[Data records for software interfaces]
>>

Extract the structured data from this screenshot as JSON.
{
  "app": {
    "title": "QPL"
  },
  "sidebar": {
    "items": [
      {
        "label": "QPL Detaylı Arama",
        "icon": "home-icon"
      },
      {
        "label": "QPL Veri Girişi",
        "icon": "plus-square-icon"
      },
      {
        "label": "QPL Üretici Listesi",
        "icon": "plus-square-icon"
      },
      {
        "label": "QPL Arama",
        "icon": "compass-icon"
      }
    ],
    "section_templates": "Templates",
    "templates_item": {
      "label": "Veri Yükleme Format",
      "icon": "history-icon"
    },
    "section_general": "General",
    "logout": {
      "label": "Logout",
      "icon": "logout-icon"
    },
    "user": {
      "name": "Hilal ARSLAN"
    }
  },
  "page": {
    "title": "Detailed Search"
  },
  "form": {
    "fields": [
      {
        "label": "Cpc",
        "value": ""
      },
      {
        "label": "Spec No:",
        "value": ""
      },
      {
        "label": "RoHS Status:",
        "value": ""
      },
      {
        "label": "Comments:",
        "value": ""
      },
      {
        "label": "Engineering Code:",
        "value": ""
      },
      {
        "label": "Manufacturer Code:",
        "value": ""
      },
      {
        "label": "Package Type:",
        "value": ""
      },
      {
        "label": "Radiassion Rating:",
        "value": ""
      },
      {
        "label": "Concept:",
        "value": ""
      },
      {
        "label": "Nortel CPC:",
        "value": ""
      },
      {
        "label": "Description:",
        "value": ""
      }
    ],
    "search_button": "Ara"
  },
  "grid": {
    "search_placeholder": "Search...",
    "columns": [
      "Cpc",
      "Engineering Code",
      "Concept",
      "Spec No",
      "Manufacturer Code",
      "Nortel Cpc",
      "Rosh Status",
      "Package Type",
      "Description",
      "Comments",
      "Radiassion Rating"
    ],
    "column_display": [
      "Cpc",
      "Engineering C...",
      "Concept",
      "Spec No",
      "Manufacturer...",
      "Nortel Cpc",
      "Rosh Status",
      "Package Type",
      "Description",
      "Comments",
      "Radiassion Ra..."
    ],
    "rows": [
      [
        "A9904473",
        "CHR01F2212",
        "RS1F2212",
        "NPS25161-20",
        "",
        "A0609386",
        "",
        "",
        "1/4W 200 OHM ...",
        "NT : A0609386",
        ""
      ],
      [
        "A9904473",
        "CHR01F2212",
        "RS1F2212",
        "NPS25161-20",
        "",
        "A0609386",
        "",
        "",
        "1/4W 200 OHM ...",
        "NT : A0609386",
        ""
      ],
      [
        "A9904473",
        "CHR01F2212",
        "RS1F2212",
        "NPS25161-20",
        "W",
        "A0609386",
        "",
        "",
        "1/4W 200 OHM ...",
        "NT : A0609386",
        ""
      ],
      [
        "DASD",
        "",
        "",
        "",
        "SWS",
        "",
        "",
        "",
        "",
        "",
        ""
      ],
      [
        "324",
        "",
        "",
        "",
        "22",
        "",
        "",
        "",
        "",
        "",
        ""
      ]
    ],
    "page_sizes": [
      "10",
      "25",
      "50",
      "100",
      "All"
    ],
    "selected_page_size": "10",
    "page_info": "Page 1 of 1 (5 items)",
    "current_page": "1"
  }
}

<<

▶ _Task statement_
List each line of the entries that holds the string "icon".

▶ _Result_
        "icon": "home-icon"
        "icon": "plus-square-icon"
        "icon": "plus-square-icon"
        "icon": "compass-icon"
      "icon": "history-icon"
      "icon": "logout-icon"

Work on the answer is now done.